In the 1980s, Japan's semiconductor industry developed rapidly, which greatly challenged the momentum of the United States. Intel, which has just started, its memory business has also been greatly impacted by Japanese competitors, and a lot of business lost.
The successful Japanese companies were in a happy mode, so that they could not calmly figure out one thing: abandoning the memory business with low technology content and added value is exactly the choice made by Intel. The way of American's power is focused on higher-end and more valuable areas.
This story, from the perspective of capital and corporate operations, is certainly a smart strategic move by Intel. However, if we focus on individuals, we can see that those grassroots employees who were originally engaged in memory production at Intel are undoubtedly replaced and involved by Japanese workers thousands of kilometers away and at lower costs.
With economic development and global trade, such replacement has never stopped. Economist Michael Porter pointed out that the most beneficial way for a country is to focus on the production of the country's best goods, while the rest is obtained through trade. Sharing production is the inevitable trend of maximizing benefits.
Therefore, when the cost in Japan is lower than that in Europe and the United States, workers in Europe and the United States will be internalized by Japan; When the cost in China is lower than that in Japan, Japanese workers will be replaced by Chinese labor.
Now, when the lower-cost Southeast Asian workers rise, Chinese manufacturing companies have been shocked. It is actually a normal historical process. Of course, no matter how cheap labor is, it cannot always maintain a competitive advantage, because 87% of manufacturing jobs and even a large number of "white-collar" jobs will be replaced by machines.
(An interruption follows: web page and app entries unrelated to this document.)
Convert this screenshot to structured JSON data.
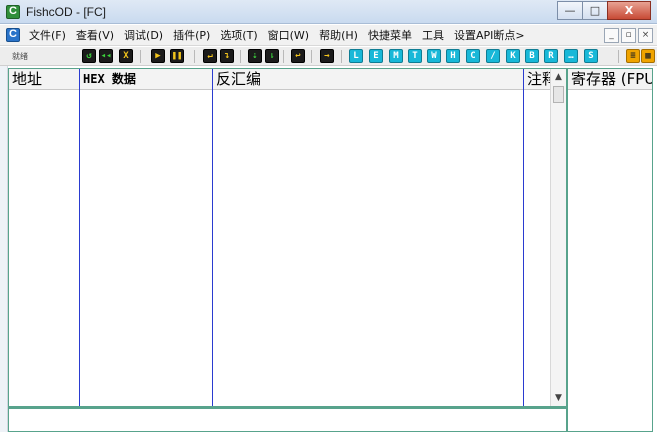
{
  "window": {
    "title": "FishcOD - [FC]",
    "controls": [
      "—",
      "□",
      "X"
    ]
  },
  "menubar": {
    "items": [
      "文件(F)",
      "查看(V)",
      "调试(D)",
      "插件(P)",
      "选项(T)",
      "窗口(W)",
      "帮助(H)",
      "快捷菜单",
      "工具",
      "设置API断点>"
    ],
    "mdi_controls": [
      "_",
      "▫",
      "×"
    ]
  },
  "toolbar": {
    "label": "就绪",
    "buttons": [
      {
        "name": "restart-icon",
        "glyph": "↺",
        "style": "dark"
      },
      {
        "name": "rewind-icon",
        "glyph": "◂◂",
        "style": "dark"
      },
      {
        "name": "close-process-icon",
        "glyph": "X",
        "style": "yellow"
      },
      {
        "name": "run-icon",
        "glyph": "▶",
        "style": "yellow"
      },
      {
        "name": "pause-icon",
        "glyph": "❚❚",
        "style": "yellow"
      },
      {
        "name": "step-into-icon",
        "glyph": "↵",
        "style": "yellow"
      },
      {
        "name": "step-over-icon",
        "glyph": "↴",
        "style": "yellow"
      },
      {
        "name": "trace-into-icon",
        "glyph": "⇣",
        "style": "dark"
      },
      {
        "name": "trace-over-icon",
        "glyph": "⇂",
        "style": "dark"
      },
      {
        "name": "execute-till-return-icon",
        "glyph": "↩",
        "style": "yellow"
      },
      {
        "name": "goto-icon",
        "glyph": "→",
        "style": "yellow"
      },
      {
        "name": "window-l",
        "glyph": "L",
        "style": "cyan"
      },
      {
        "name": "window-e",
        "glyph": "E",
        "style": "cyan"
      },
      {
        "name": "window-m",
        "glyph": "M",
        "style": "cyan"
      },
      {
        "name": "window-t",
        "glyph": "T",
        "style": "cyan"
      },
      {
        "name": "window-w",
        "glyph": "W",
        "style": "cyan"
      },
      {
        "name": "window-h",
        "glyph": "H",
        "style": "cyan"
      },
      {
        "name": "window-c",
        "glyph": "C",
        "style": "cyan"
      },
      {
        "name": "window-slash",
        "glyph": "/",
        "style": "cyan"
      },
      {
        "name": "window-k",
        "glyph": "K",
        "style": "cyan"
      },
      {
        "name": "window-b",
        "glyph": "B",
        "style": "cyan"
      },
      {
        "name": "window-r",
        "glyph": "R",
        "style": "cyan"
      },
      {
        "name": "window-dots",
        "glyph": "…",
        "style": "cyan"
      },
      {
        "name": "window-s",
        "glyph": "S",
        "style": "cyan"
      },
      {
        "name": "options-icon",
        "glyph": "≡",
        "style": "orange"
      },
      {
        "name": "appearance-icon",
        "glyph": "▦",
        "style": "orange"
      }
    ]
  },
  "cpu_pane": {
    "columns": {
      "address": "地址",
      "hex": "HEX 数据",
      "disasm": "反汇编",
      "comment": "注释"
    },
    "scroll": {
      "up": "▲",
      "down": "▼"
    }
  },
  "registers_pane": {
    "header": "寄存器 (FPU)"
  },
  "colors": {
    "pane_border": "#58a38c",
    "column_line": "#2a3bd0",
    "titlebar": "#c9daef",
    "close_button": "#c74a35"
  }
}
Involution is not just beginning, nor will it stop immediately. It does not arise from competition among members of society, but rather like a wave sweeping the world, coming surging.